The Students had been shell-shocked in the first quarter, and it would be a long way back from there. They managed to stop the Bulldogs getting any further ahead during the second term, making some ground in stopping the momentum. It would be a long way to get back into this game, and the Bulldogs would be hard to stop with their confidence flying so high.
The Students would win the second quarter, by three goals to two, although the margin was still 41 points in favour of the Bulldogs at the long break.
The Students managed to recover some ground during the third quarter, although the Bulldogs’ overall lead never looked threatened. After such a dominant first term, the Bulldogs were still comfortably ahead. The Students lifted around the ground, finding some more run and hitting their targets. Five goals would run the Students’ way during the third term, but the Bulldogs would manage two major scores against the run of play; vital breathing space.

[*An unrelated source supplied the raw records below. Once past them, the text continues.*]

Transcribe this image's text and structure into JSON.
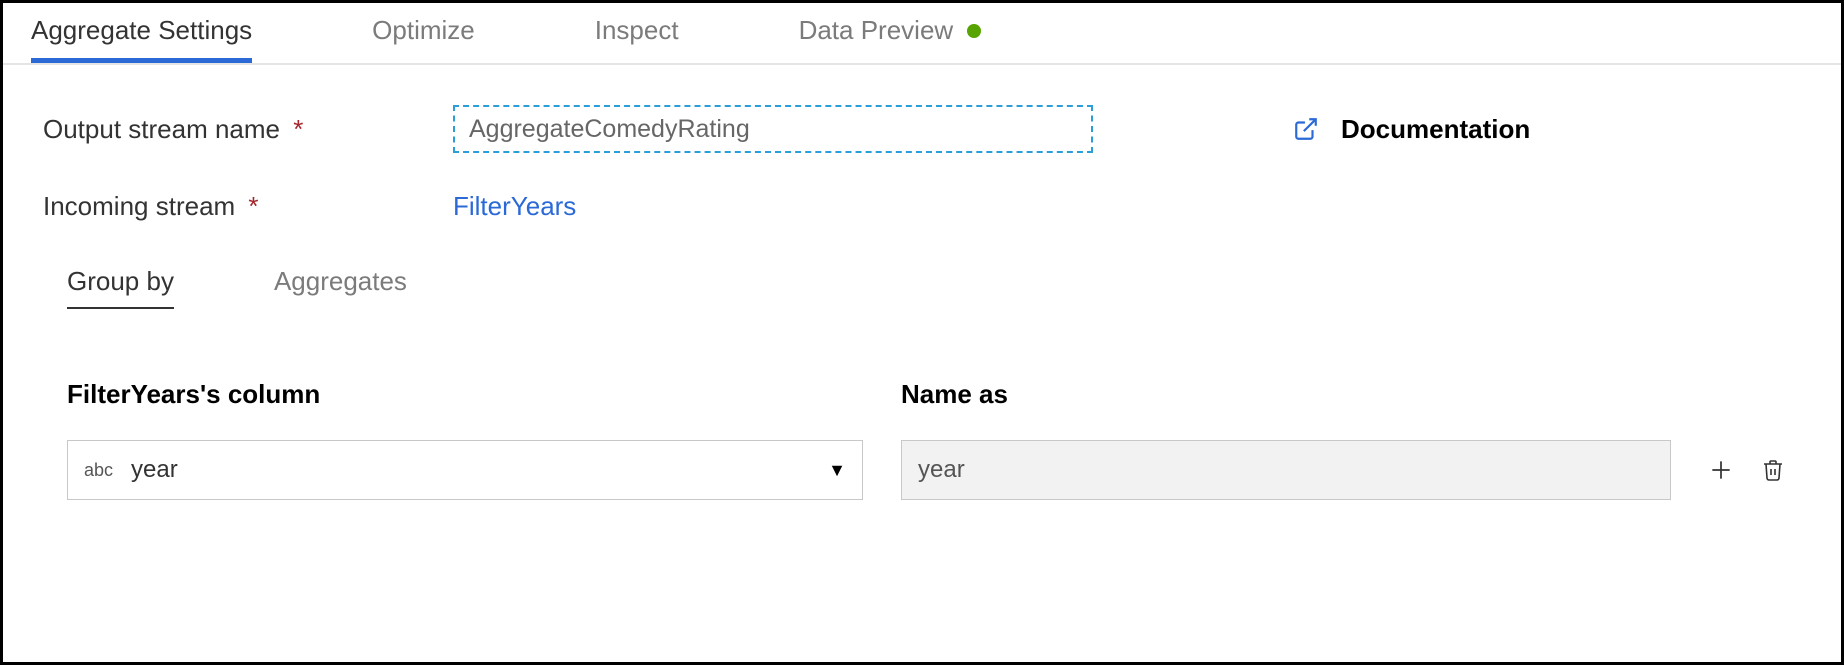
{
  "tabs": {
    "aggregate_settings": "Aggregate Settings",
    "optimize": "Optimize",
    "inspect": "Inspect",
    "data_preview": "Data Preview"
  },
  "form": {
    "output_stream_label": "Output stream name",
    "output_stream_value": "AggregateComedyRating",
    "incoming_stream_label": "Incoming stream",
    "incoming_stream_value": "FilterYears",
    "documentation_label": "Documentation"
  },
  "subtabs": {
    "group_by": "Group by",
    "aggregates": "Aggregates"
  },
  "columns": {
    "source_header": "FilterYears's column",
    "name_header": "Name as",
    "type_badge": "abc",
    "selected_column": "year",
    "name_as_value": "year"
  }
}
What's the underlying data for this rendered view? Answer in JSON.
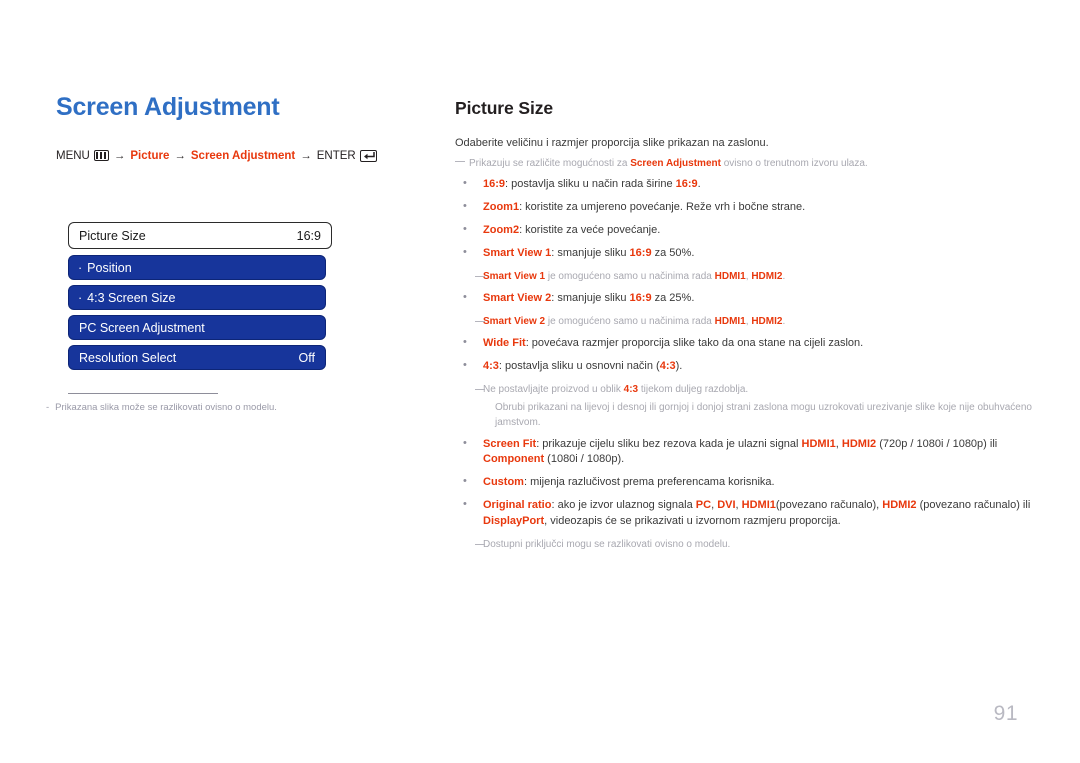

Although the Students had comfortably won the quarter, the Bulldogs were 24 points to the good at the last change.
Thanks to their first quarter, the Bulldogs had enough of a buffer to hold the Students out and the result of the game was never in doubt. The Students never gave up and kept their efforts going in the last quarter, another quarter that the Students would win by three goals to two. Despite the Students winning three quarters, the blistering first term by the Bulldogs gave them enough of a lead that the Students could never seriously threaten them.
In the end, the Bulldogs won the game by 17 points. Steven Pollock spearheaded the charge with four goals, while around the ground the efforts of Jake Bartholomaeus, James Bell and Tom Heath were instrumental in their success.
The win sees the Bulldogs draw level on games with the Students on the ladder, with only percentage keeping the Bulldogs second. To keep up with the star-studded Sydney Uni side is a sign of the tremendous improvement the Bulldogs have shown this season.
Mitch Mahady, Monty Krochmal and David Johnson were best for the Students. They had shown something from the game by their fightback in the last three quarters after such a poor opening term and thanks to their impressive percentage they are still top. Although top, the Students are far from invincible.
There is good news for both of the top two teams at the end of the round. After UNSW-ES’s joined the Students at the top and sixth-placed Pennant Hills’ fell to the Dragons, the mathematics are now clear. Sydney Uni and UNSW-ES are confirmed as finalists for 2017 and their places in the top five are mathematically secure.
BULLDOGS – 8.3 10.6 12.10 14.11 (95)
SYDNEY UNIVERSITY – 1.0 4.1 9.4 12.6 (78)
GOALS: Bulldogs – S. Pollock (4); S. Wilson (3); H. Annear J. Cann (2); J. Bell T. Heath J. Hardman (1). Sydney Uni – A. Gillespie 3, N. Foster 2, M. Vicic, J. Irving, T. Stewart, S. Ryan, A. Clarke, M. Krochmal, C. Morgan
BEST: Bulldogs – J. Bartholomaeus, J. Bell, T. Heath, O. Gohl, H. Annear, J. Wachman. Sydney Uni – M. Mahady, M. Krochmal, D. Johnson, A. Clarke, S. Ryan, M. Fogarty